In recognition of this issues’ importance, the Natural Sciences and Engineering Council of Canada awarded Dr. Schutz a 5 year Discovery Grant to support this research.  Although unusual for researchers in the Faculty of Humanities Faculty to receive NSERC funding, this award illustrates the scientific importance of  using musical sounds to inform our understanding of listening.  This research will inform  neuroscientists interested in the biological basis of auditory perception as well as composers curious about our responses to different types of sounds. Additionally, this work holds implications for the health care, where medical professionals use auditory alarms to monitor patient health and well being. We are excited about the range future discoveries that will be possible as a result of this support, and appreciate this support for our work.  Read the Daily news story here.


Historical snapshot: Strong growth in music cognition research

This figure illustrates the striking increase in the size of the SMPC (Society for Music Perception and Cognition) meetings over the past decade.  Many important findings related to music cognition, neuroscience of music, musical performance, and music technology debuted these conferences, growing scientific and artistic interest.  Research into core topics related to music cognition continues to inform broader theoretical frameworks surrounding brain structure and function, as well as theoretical models of auditory processing.

Music cognition music perception research SMPC brain neuroscience psychology Dr. Schutz first presented this figure in his introductory remarks for the 2013 conference, when he served as Programming Chair.
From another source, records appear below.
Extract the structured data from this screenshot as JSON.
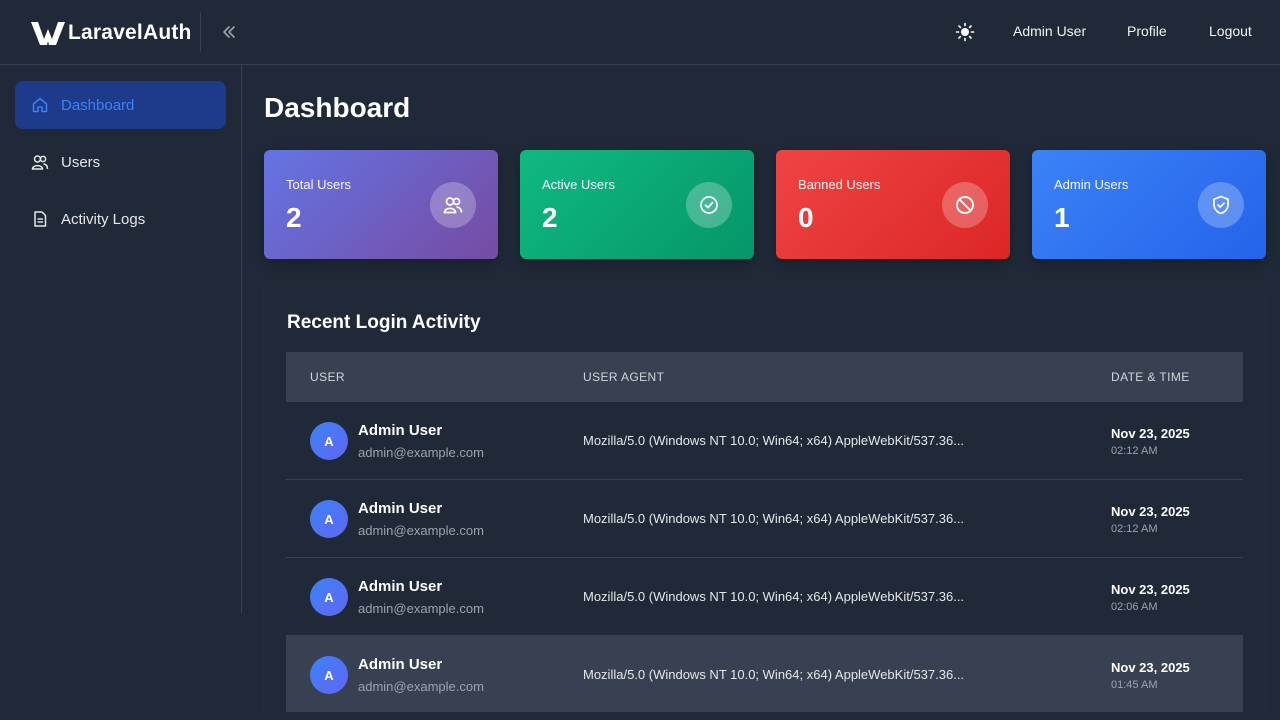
{
  "brand": {
    "name": "LaravelAuth"
  },
  "header": {
    "user_link": "Admin User",
    "profile_link": "Profile",
    "logout_link": "Logout"
  },
  "sidebar": {
    "items": [
      {
        "label": "Dashboard",
        "icon": "home-icon",
        "active": true
      },
      {
        "label": "Users",
        "icon": "users-icon",
        "active": false
      },
      {
        "label": "Activity Logs",
        "icon": "document-icon",
        "active": false
      }
    ]
  },
  "page": {
    "title": "Dashboard"
  },
  "stats": [
    {
      "label": "Total Users",
      "value": "2",
      "icon": "users-icon",
      "color_from": "#6474e4",
      "color_to": "#764ba2"
    },
    {
      "label": "Active Users",
      "value": "2",
      "icon": "check-circle-icon",
      "color_from": "#10b981",
      "color_to": "#059669"
    },
    {
      "label": "Banned Users",
      "value": "0",
      "icon": "ban-icon",
      "color_from": "#ef4444",
      "color_to": "#dc2626"
    },
    {
      "label": "Admin Users",
      "value": "1",
      "icon": "shield-check-icon",
      "color_from": "#3b82f6",
      "color_to": "#2563eb"
    }
  ],
  "activity": {
    "title": "Recent Login Activity",
    "columns": [
      "USER",
      "USER AGENT",
      "DATE & TIME"
    ],
    "rows": [
      {
        "initial": "A",
        "name": "Admin User",
        "email": "admin@example.com",
        "agent": "Mozilla/5.0 (Windows NT 10.0; Win64; x64) AppleWebKit/537.36...",
        "date": "Nov 23, 2025",
        "time": "02:12 AM"
      },
      {
        "initial": "A",
        "name": "Admin User",
        "email": "admin@example.com",
        "agent": "Mozilla/5.0 (Windows NT 10.0; Win64; x64) AppleWebKit/537.36...",
        "date": "Nov 23, 2025",
        "time": "02:12 AM"
      },
      {
        "initial": "A",
        "name": "Admin User",
        "email": "admin@example.com",
        "agent": "Mozilla/5.0 (Windows NT 10.0; Win64; x64) AppleWebKit/537.36...",
        "date": "Nov 23, 2025",
        "time": "02:06 AM"
      },
      {
        "initial": "A",
        "name": "Admin User",
        "email": "admin@example.com",
        "agent": "Mozilla/5.0 (Windows NT 10.0; Win64; x64) AppleWebKit/537.36...",
        "date": "Nov 23, 2025",
        "time": "01:45 AM"
      }
    ]
  }
}
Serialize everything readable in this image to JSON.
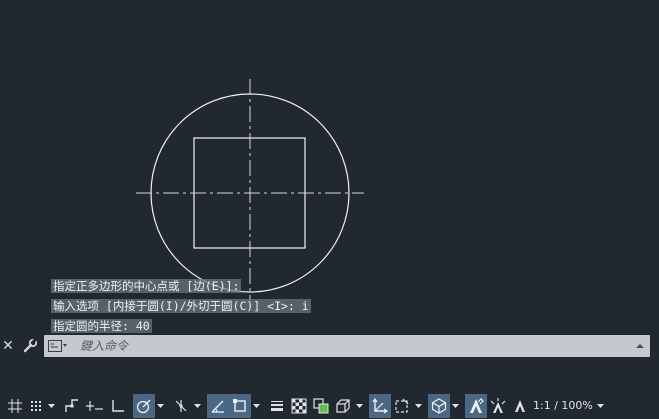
{
  "command_history": [
    "指定正多边形的中心点或 [边(E)]:",
    "输入选项 [内接于圆(I)/外切于圆(C)] <I>: i",
    "指定圆的半径: 40"
  ],
  "command_line": {
    "placeholder": "鍵入命令",
    "value": ""
  },
  "status_bar": {
    "scale": "1:1 / 100%"
  },
  "colors": {
    "canvas": "#212830",
    "geometry": "#ffffff",
    "active_toggle": "#4a6783",
    "command_field": "#c6c9cc"
  },
  "icons": [
    "close-icon",
    "wrench-icon",
    "command-prompt-icon",
    "chevron-up-icon",
    "grid-icon",
    "snap-icon",
    "infer-constraints-icon",
    "dynamic-input-icon",
    "ortho-icon",
    "polar-icon",
    "isodraft-icon",
    "object-snap-tracking-icon",
    "object-snap-icon",
    "lineweight-icon",
    "transparency-icon",
    "selection-cycling-icon",
    "3d-osnap-icon",
    "dynamic-ucs-icon",
    "selection-filter-icon",
    "gizmo-icon",
    "annotation-visibility-icon",
    "auto-scale-icon",
    "annotation-scale-icon"
  ]
}
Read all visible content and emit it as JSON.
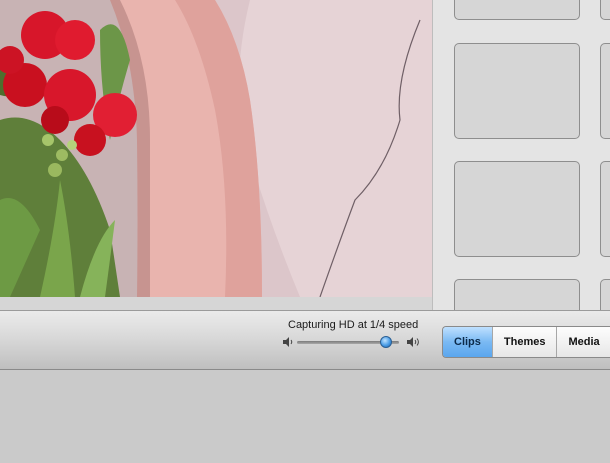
{
  "status": {
    "capture_text": "Capturing HD at 1/4 speed"
  },
  "volume": {
    "level": 0.92,
    "icons": [
      "speaker-low-icon",
      "speaker-high-icon"
    ]
  },
  "tabs": [
    {
      "label": "Clips",
      "active": true
    },
    {
      "label": "Themes",
      "active": false
    },
    {
      "label": "Media",
      "active": false
    }
  ],
  "colors": {
    "active_tab": "#6aaff0",
    "toolbar": "#d9d9d9"
  }
}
Society President Dr. Ed Large requested a copy to show during his keynote at SMPC 2015 (Nashville, TN), and others expressed similar interest.  We are now sharing this figure, generated using official proceedings documents from past SMPC conferences, to illustrate ever-increasing interest in this fascinating field.  

The MAPLE Lab has along history of association with SMPC.  In addition to coordinating programming for the 2013 meeting in Toronto, lab members have presented research at SMPC 2015 in Nashville TN, SMPC 2011 in Rochester, NY and SMPC 2009 in Indianapolis, IN.